Task prompt:
Please count every line of the following material that holds "labels" and give the total alone.
────────────────────────────────────────
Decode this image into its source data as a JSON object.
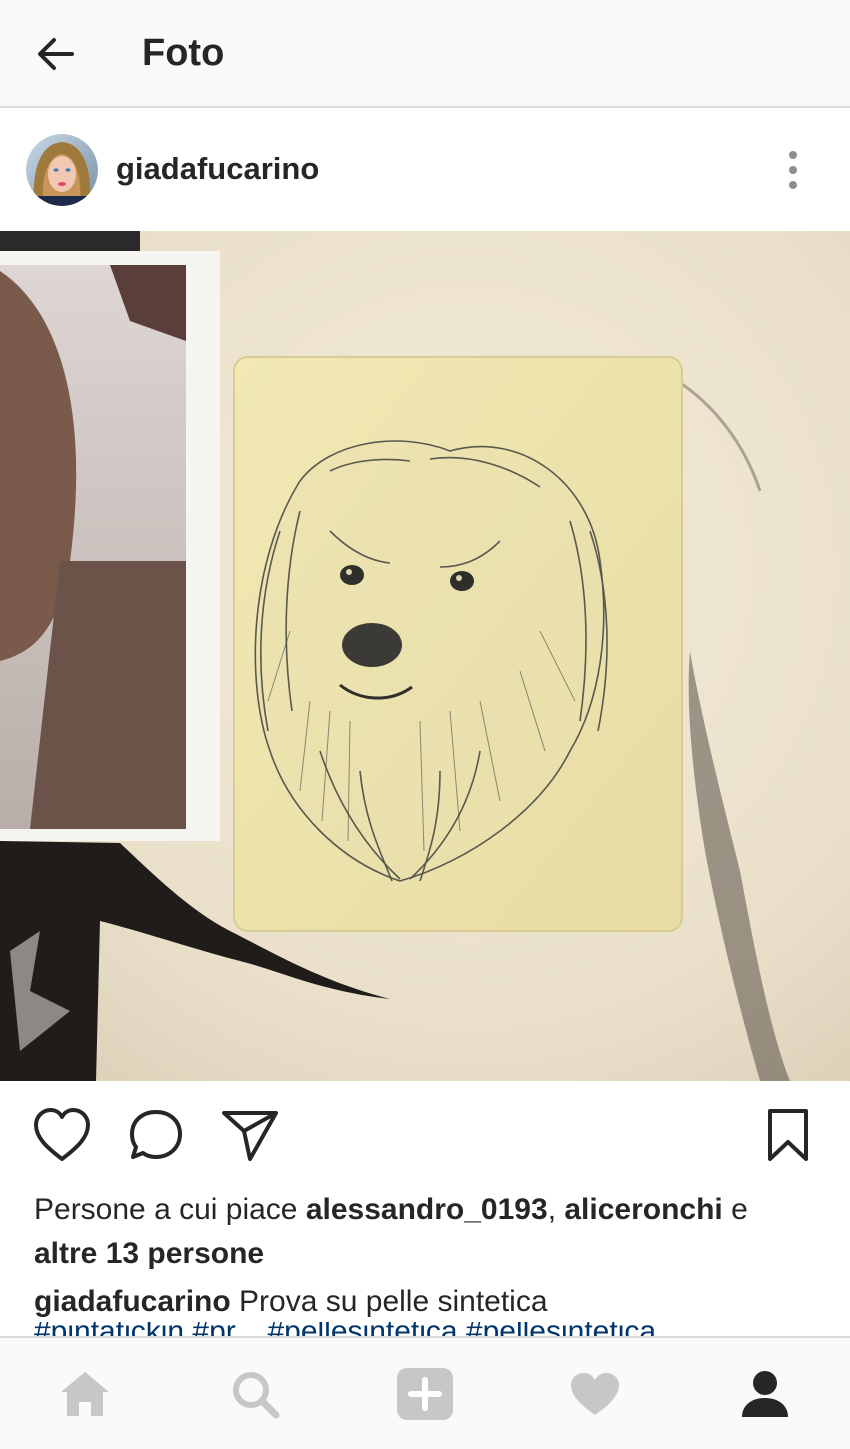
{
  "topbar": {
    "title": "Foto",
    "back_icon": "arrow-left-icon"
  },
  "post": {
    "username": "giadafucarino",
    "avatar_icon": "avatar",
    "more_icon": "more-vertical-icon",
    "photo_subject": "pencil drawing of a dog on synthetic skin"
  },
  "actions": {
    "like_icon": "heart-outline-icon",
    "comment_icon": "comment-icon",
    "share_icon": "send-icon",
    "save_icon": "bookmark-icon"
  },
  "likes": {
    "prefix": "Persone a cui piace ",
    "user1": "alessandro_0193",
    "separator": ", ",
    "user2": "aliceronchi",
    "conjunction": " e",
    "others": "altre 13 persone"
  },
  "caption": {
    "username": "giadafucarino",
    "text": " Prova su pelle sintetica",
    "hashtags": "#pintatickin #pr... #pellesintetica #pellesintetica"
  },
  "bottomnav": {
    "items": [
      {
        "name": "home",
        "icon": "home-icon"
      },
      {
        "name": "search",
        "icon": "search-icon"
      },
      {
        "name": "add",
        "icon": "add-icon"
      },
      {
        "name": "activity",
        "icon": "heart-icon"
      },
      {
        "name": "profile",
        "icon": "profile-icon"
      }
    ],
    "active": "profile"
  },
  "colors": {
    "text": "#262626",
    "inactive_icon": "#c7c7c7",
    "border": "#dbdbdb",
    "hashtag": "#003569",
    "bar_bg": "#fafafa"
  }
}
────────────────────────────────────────
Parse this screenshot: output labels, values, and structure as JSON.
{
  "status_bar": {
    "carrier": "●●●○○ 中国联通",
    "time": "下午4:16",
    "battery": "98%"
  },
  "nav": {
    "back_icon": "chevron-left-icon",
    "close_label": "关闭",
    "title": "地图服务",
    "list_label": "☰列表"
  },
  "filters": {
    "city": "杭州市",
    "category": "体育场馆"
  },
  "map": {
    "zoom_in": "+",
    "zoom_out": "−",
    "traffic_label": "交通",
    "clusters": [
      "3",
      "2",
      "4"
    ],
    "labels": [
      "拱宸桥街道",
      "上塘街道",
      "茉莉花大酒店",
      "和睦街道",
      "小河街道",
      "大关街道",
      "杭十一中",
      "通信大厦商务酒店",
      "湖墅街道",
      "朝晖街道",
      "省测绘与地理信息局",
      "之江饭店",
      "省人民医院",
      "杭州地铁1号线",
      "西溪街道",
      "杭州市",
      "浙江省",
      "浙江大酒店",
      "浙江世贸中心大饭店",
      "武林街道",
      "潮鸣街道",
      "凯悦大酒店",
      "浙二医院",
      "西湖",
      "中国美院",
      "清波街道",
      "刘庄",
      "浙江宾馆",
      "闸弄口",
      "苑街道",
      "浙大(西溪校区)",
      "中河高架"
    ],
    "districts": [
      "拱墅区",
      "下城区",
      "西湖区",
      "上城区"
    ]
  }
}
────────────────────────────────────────
Answer section:
2